Try it: From the entries below, copy every line that holds the word "placeholder".

Supplied information:

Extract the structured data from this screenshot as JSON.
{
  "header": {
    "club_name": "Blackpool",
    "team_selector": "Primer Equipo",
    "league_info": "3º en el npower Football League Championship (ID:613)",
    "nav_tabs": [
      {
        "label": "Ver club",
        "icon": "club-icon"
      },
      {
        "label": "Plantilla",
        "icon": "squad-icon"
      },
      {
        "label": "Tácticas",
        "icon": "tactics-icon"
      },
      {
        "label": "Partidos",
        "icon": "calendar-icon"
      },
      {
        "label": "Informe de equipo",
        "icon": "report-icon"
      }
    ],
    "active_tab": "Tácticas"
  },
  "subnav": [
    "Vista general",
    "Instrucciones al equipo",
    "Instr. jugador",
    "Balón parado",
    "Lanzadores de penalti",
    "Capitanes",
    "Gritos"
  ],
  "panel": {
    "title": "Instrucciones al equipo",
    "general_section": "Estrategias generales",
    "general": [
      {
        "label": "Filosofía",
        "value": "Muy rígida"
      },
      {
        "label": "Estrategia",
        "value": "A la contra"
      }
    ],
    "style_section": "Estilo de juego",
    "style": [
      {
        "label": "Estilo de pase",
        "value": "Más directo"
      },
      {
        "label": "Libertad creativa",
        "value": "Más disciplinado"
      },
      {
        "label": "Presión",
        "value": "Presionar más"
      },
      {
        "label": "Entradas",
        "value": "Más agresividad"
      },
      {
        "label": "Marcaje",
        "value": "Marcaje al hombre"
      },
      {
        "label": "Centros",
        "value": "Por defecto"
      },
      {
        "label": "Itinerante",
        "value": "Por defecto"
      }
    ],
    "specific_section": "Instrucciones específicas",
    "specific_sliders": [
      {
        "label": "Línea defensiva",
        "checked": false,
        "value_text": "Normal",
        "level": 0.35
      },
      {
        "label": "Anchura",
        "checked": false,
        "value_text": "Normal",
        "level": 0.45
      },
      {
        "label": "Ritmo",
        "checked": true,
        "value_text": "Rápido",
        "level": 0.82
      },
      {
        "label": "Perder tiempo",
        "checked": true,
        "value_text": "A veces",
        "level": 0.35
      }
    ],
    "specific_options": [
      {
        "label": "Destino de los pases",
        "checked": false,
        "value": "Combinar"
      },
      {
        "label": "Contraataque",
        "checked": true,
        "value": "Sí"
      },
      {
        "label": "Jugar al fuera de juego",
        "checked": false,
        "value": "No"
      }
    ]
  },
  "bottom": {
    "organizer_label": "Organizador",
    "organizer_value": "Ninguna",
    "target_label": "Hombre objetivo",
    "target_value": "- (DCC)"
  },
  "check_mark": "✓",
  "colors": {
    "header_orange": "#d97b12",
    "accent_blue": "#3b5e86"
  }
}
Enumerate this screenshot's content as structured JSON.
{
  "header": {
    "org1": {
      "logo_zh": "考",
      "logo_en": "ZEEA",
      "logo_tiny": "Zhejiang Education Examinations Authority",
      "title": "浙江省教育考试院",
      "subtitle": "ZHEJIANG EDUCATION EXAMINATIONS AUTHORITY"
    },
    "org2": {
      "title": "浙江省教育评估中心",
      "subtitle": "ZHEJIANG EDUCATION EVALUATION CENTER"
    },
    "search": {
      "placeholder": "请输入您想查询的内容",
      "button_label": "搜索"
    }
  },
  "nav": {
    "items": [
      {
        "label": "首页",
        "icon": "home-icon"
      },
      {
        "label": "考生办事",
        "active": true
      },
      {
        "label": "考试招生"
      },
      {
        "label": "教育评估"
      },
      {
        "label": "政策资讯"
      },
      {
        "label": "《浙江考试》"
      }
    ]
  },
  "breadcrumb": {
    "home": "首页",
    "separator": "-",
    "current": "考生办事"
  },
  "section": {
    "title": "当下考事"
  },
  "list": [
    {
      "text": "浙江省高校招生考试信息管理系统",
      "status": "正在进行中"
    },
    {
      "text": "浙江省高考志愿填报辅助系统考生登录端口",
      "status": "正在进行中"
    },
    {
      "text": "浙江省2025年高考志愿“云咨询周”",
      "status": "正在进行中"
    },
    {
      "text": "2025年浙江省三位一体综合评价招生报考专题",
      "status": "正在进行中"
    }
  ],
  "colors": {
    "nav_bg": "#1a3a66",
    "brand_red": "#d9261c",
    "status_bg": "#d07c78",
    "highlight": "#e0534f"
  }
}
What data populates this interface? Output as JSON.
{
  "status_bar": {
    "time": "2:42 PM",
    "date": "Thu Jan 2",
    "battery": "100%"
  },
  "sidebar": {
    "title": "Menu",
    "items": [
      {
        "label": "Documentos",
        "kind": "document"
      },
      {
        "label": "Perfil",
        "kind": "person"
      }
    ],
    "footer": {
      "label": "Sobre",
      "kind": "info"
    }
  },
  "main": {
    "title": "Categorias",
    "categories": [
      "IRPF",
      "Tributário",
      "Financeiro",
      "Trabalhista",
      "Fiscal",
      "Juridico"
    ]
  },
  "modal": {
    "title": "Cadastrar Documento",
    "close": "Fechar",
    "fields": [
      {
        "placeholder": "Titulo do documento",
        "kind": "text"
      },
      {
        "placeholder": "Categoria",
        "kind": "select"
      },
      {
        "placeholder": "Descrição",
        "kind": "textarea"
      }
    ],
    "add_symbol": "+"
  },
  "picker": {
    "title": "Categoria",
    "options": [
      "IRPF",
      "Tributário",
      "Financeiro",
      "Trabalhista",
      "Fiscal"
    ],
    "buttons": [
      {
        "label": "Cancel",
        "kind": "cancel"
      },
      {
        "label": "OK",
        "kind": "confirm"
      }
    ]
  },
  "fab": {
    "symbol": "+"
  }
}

Written solution:
      "placeholder": "请输入您想查询的内容",
        "placeholder": "Titulo do documento",
        "placeholder": "Categoria",
        "placeholder": "Descrição",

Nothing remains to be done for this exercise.